How Facebook Is Changing to Make it More Inclusive

Tuesday, May 5, 2015, Facebook’s marquee program to bring people in developing countries online, first came to India in February. Facebook partnered with Reliance Communications to provide almost 40 websites and services free to users — everything from news and weather information to travel sites like Cleartrip. It also included free access to Facebook and Facebook Messenger.

Last month, the cookie crumbled. Partners like Cleartrip and NDTV publicly pulled out of the program stating that violated the principles of net neutrality, which state that all data on the internet should be treated equally. Cleartrip’s blog post announcing the decision said: “It is impossible to pretend there is no conflict of interest (both real and perceived) in our decision to be a participant in”’s biggest problem was its lack of transparency. No one knew how Facebook or telecom operators picked and chose the services that featured. Today, Facebook is changing that. is now an open platform for website developers. Think of it like the app store on your Android device or your iPhone. Just like developers can write apps and submit them to Apple or Google to be featured in their app stores, website makers can customise their sites to Facebook’s guidelines and submit them to Facebook to be a part of

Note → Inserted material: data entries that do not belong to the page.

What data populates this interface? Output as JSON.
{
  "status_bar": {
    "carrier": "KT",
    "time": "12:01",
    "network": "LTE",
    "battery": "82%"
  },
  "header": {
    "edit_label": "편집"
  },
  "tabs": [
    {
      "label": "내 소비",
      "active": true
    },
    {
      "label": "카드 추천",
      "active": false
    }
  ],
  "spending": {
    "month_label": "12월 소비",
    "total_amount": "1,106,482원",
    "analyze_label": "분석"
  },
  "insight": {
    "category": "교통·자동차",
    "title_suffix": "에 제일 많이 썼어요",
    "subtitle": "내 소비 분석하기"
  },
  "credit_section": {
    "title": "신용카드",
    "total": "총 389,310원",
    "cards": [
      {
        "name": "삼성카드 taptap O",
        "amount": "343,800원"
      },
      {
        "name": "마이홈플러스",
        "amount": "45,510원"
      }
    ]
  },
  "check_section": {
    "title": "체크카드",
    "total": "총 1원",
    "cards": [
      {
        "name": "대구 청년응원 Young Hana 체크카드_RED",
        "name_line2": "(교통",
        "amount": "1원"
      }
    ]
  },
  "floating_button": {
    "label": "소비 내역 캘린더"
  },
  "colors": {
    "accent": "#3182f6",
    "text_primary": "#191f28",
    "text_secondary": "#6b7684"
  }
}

In an interview with Hindustan Times, Chris Daniels, the Vice President of Product for at Facebook talks about why the world’s largest social network is moving fast to fix its ambitious — and controversial — program to connect the next billion people to the internet.

Excerpts from the interview:

Are you making into a platform that anyone can sign up for in response to high-profile partners like Cleartrip and NDTV puling out?

This is a natural evolution to the program. We started off with just a few content partners because we needed to prove the model worked for operators, that it was bringing more people online. I’ve been talking to many content and operator partners and I think it’s good timing now.

So why did your partners pull out?

I think you’d have to ask them why they pulled out. So, um, yeah, you should probably just talk to them.

What is the biggest difference between and the new platform?

I think the biggest change is that we’re offering consumers choice. Any developer can submit their site or service to us to be a part of the new platform.

Source: Hindustan Times (link opens in a new window)